Internships. Good experience to build your résumé and potential contacts for positions. Even if you don't want to work there, they can possibly open doors for you elsewhere.

Richard N. Bolles, What Color is Your Parachute?: A Practical Manual for Job-Hunters and Career-Changers, (Berkeley, CA: Ten Speed Press). A companion workbook is also available. See www.jobhuntersbible.com (Bolles’ website).

Martin Yate, Knock’em Dead; Knock’Em Dead Cover Letters; and Knock’Em Dead Resumes, (Holbrook, MA: Adams Media Corporation). See www.adamsmediastore.com.

Websites. The following contain resources on job searches, résumé writing, interviewing, job postings, etc. www.careerbuilder.com www.jobhuntersbible.com

www.monster.com

THE DO-IT-MYSELF MARKETING PLAN WORKSHEET (1) STRATEGIC MARKETING PROCESS P L A N N I N G

MY OWN MARKETING PLAN

Location of Factor Internal: Me Situation Analysis (SWOT)

P Chapter 2

Kind of Factor Favorable My Strengths:

Unfavorable My Weaknesses:

• Core Values • Formal Education • Job Experience • Motivation • Other: 2-62

Copyright © 2015 McGraw-Hill Education. All rights reserved. No reproduction or distribution without the prior written consent of McGraw-Hill Education.


Chapter 02 - Developing Successful Organizational and Marketing Strategies

H A S E

External: • Economic • Technical • Legal • Other: My Goals Upon Graduation My Desired Position

Opportunities For Me:

Threats Affecting Me:

Personal Goals:

Job Description:

Industries: My Target Industries, Organizations, and Focus and Locations Goal Setting My Uniqueness (Points of Difference)

Organizations: Geographical Areas : Personality:

Education & Experience :

Other: My “Positioning”

How You Compare to Other Job Applicants:

THE DO-IT-MYSELF MARKETING PLAN WORKSHEET (2) MARKETING PROGRAM P L • Product Strategy A (Actions to Improve My “Marketability”) N N I

MY OWN MARKETING PLAN Formal Education/Courses:

Job Experiences/Projects Completed :

2-63

Chapter 2

Copyright © 2015 McGraw-Hill Education. All rights reserved. No reproduction or distribution without the prior written consent of McGraw-Hill Education.


Chapter 02 - Developing Successful Organizational and Marketing Strategies

N G

Extra-Curricular/Volunteer Activities:

P H A

Obstacles To Overcome:

S

• Price Strategy

Compensation Sought :

• Promotion Strategy

Résumé, Personal Interviews, and Letters/Telephone Calls :

• Place Strategy

Networking for Contacts and References :

• Budget/Schedule

Budget

Deadlines
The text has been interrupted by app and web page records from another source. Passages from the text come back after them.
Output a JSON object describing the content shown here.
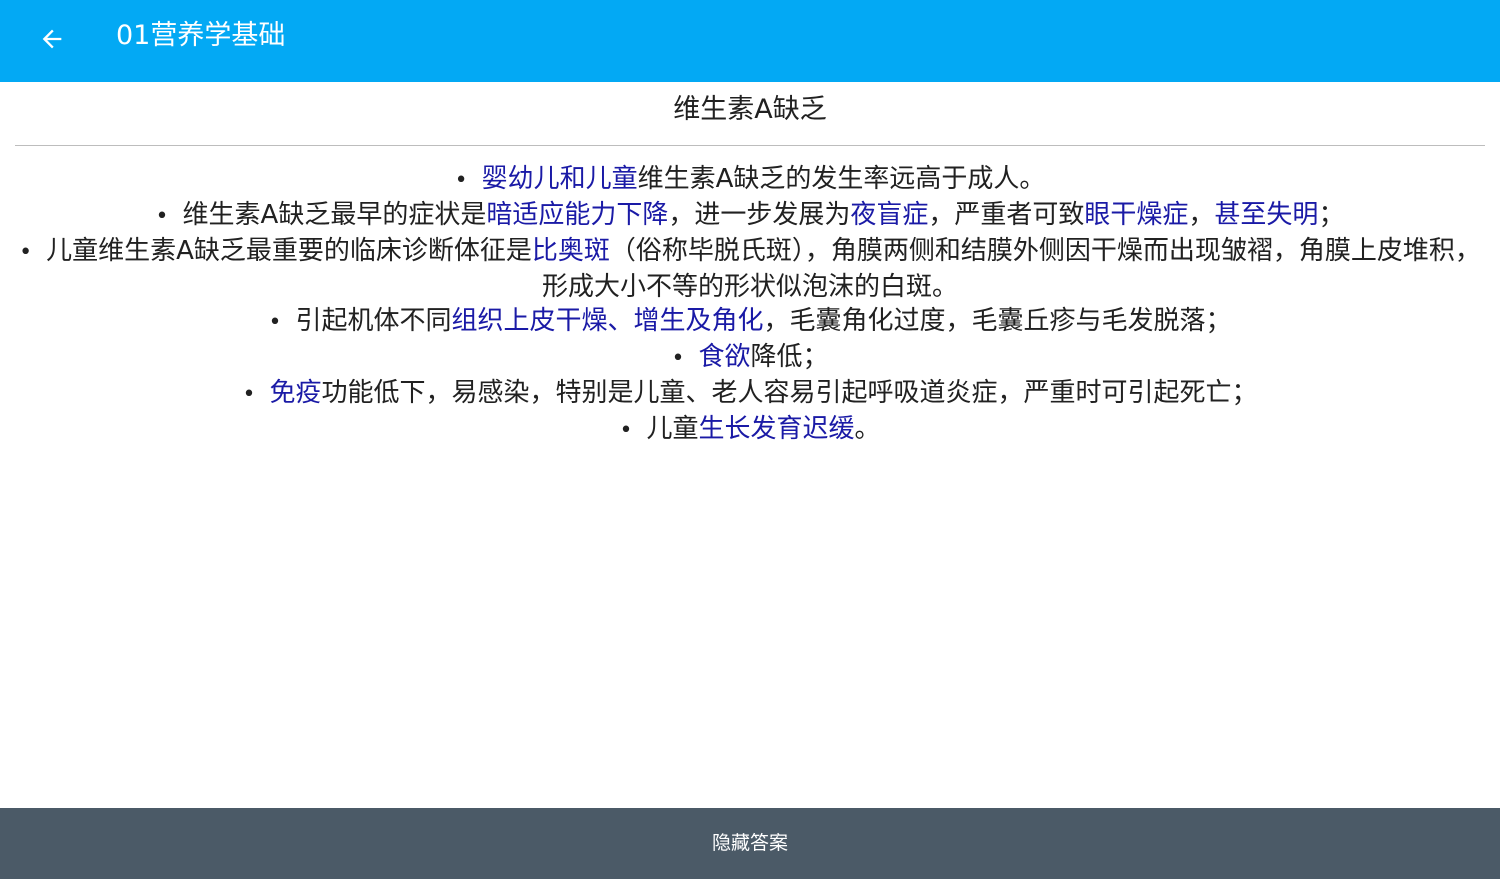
{
  "app_bar": {
    "title": "01营养学基础",
    "back_icon": "arrow-left-icon",
    "color": "#03a9f4"
  },
  "card": {
    "title": "维生素A缺乏",
    "bullets": [
      [
        {
          "text": "婴幼儿和儿童",
          "highlight": true
        },
        {
          "text": "维生素A缺乏的发生率远高于成人。",
          "highlight": false
        }
      ],
      [
        {
          "text": "维生素A缺乏最早的症状是",
          "highlight": false
        },
        {
          "text": "暗适应能力下降",
          "highlight": true
        },
        {
          "text": "，进一步发展为",
          "highlight": false
        },
        {
          "text": "夜盲症",
          "highlight": true
        },
        {
          "text": "，严重者可致",
          "highlight": false
        },
        {
          "text": "眼干燥症",
          "highlight": true
        },
        {
          "text": "，",
          "highlight": false
        },
        {
          "text": "甚至失明",
          "highlight": true
        },
        {
          "text": "；",
          "highlight": false
        }
      ],
      [
        {
          "text": "儿童维生素A缺乏最重要的临床诊断体征是",
          "highlight": false
        },
        {
          "text": "比奥斑",
          "highlight": true
        },
        {
          "text": "（俗称毕脱氏斑），角膜两侧和结膜外侧因干燥而出现皱褶，角膜上皮堆积，形成大小不等的形状似泡沫的白斑。",
          "highlight": false
        }
      ],
      [
        {
          "text": "引起机体不同",
          "highlight": false
        },
        {
          "text": "组织上皮干燥、增生及角化",
          "highlight": true
        },
        {
          "text": "，毛囊角化过度，毛囊丘疹与毛发脱落；",
          "highlight": false
        }
      ],
      [
        {
          "text": "食欲",
          "highlight": true
        },
        {
          "text": "降低；",
          "highlight": false
        }
      ],
      [
        {
          "text": "免疫",
          "highlight": true
        },
        {
          "text": "功能低下，易感染，特别是儿童、老人容易引起呼吸道炎症，严重时可引起死亡；",
          "highlight": false
        }
      ],
      [
        {
          "text": "儿童",
          "highlight": false
        },
        {
          "text": "生长发育迟缓",
          "highlight": true
        },
        {
          "text": "。",
          "highlight": false
        }
      ]
    ],
    "highlight_color": "#1a1aa6"
  },
  "bottom_bar": {
    "label": "隐藏答案",
    "color": "#4b5a67"
  }
}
• Marketing Actions (Courses to take, summer jobs to get, résumés to write,

1.

1.

2.

2.

clothes to buy, travel

3.

3.

arrangements to make, etc.)

4.

4.

5.

5.

E

I M P L E M E N T A T I ON P H A S E E V

• Evaluation

What Did and Didn’t Work :

• Corrective Actions

How to Modify Strategy :

A L U A T I O N

P H A S E

Chapter 2

2-64

Copyright © 2015 McGraw-Hill Education. All rights reserved. No reproduction or distribution without the prior written consent of McGraw-Hill Education.

Profile for qiaua5210

Marketing 12th edition by Kerin Hartley Rudelius Solution Manual  

link full download: https://bit.ly/2F88XlDLanguage: English ISBN-10: 0077861035 ISBN-13: 978-0077861032 ISBN-13: 9780077861032 marketing 12t...

Marketing 12th edition by Kerin Hartley Rudelius Solution Manual  

link full download: https://bit.ly/2F88XlDLanguage: English ISBN-10: 0077861035 ISBN-13: 978-0077861032 ISBN-13: 9780077861032 marketing 12t...

Profile for qiaua5210
Advertisement